Tillamook County Soil and Water Conservation District

Invasive Species

Invasive Species Management Program

What the District Does

  1. Identify unknown plants
  2. Assist the public with weed infestations by providing detailed treatment information
  3. Work with land owners to identify and eradicate new invasive species before they proliferate
  4. Deploy control measures to limit highly damaging weeds
  5. Ensure tansy ragwort, bull thistle and Canada thistle populations are being controlled to prevent their spread onto neighboring properties

 

Here is a list of Common Weeds of Tillamook County to get you started.

The Oregon Department of Agriculture website lists all the species which are considered invasive.

 

How a Plant Becomes a Problem

Invasive species are rarely made overnight. Many come from nurseries and are sold as ornamentals or ground covers. Over time they produce a large amount of seeds, each one having the potential to become a unique individual. As more and more seasons pass the probability one of these seeds will be particularly well suited to this new area increases. Once one of these well adapted plants emerges it can spread rapidly and out compete native plants which are well suited to the area. Native plants are at a disadvantage in this scenario because they have pests and pathogens which reduce their vigor and make it harder to compete with introduced plants which don’t have as many natural predators of diseases.

 

Prevent New Invasions

The more foreign plant material introduced into an area, the more likely a new weed will emerge. Many weedy plants can regrow from fragments and in compost. They must be burned or put in the garbage to prevent them from spreading. Planting species native to our area eliminates this risk. Native plants are also uniquely adapted to our climate and thus require less care than garden variety plants. Why mow every couple weeks when you can put down some native plants and be done with it. But wait! There’s more! Since they aren’t very commonly planted, they draw more interest than anything you can buy at the store.

 

Native Plants

Native plants are a great option for planting in almost any situation. They are uniquely adapted to our climate and require very little care once they become established. They have natural resistance to many of the plant diseases common in our area as an added bonus. They also provide many benefits to our native pollinators, birds and other wildlife.

Click here to see a list of local native plant nurseries.

Stopping The Spread

There are a variety of measures you can take against unwanted plants on your property. The best methods vary from plant to plant, which is why it is important to know which one you are dealing with before attempting to remove it. Small patches can usually be removed by carefully digging them out. Larger patches can be treated by removing the above ground vegetation,  covering it with cardboard and topping it off with some good soil. This should be replanted to discourage any rogue weeds that manage to poke trough. The final option for exceptionally challenging problems is responsible herbicide use.

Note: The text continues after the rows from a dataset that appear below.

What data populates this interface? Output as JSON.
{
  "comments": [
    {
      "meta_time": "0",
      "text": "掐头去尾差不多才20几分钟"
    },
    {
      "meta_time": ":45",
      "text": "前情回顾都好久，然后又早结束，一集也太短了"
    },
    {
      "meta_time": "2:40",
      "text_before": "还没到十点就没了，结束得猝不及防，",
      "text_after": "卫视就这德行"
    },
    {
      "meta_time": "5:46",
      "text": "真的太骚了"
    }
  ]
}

Tillamook County SWCD is a partner of the online Oregon Invasive Species Hotline. Invasive weeds reported from Tillamook County to the hotline are referred to Tillamook County SWCD.  Other species sightings (such as animals or insects) are referred to other experts.  Hotline visitors can easily search for existing reports by clicking icons on a map, or typing more detailed searches into a search bar.  Photos can be added to reports made from your mobile phone. The Hotline is a partner with the Oregon iMapInvasives program, incorporating reports from Oregonians into a statewide invasive species dataset that is further shared with local, state, and national agencies. Both the Oregon Invasive Species Hotline and the Oregon iMapInvasives program are housed at Portland State University and the hotline is managed in partnership with the Western Invasives Network and the Oregon Invasive Species Council.

 

Have questions or concerns regarding weeds?

Contact Us

Troy Abercrombie,  Weed Program Coordinator
Tillamook County Soil & Water Conservation District
tillamookweeds@gmail.com
Office: 503-842-2848 Ext. 103
4000 Blimp Blvd., Suite 200,
Tillamook, OR 97141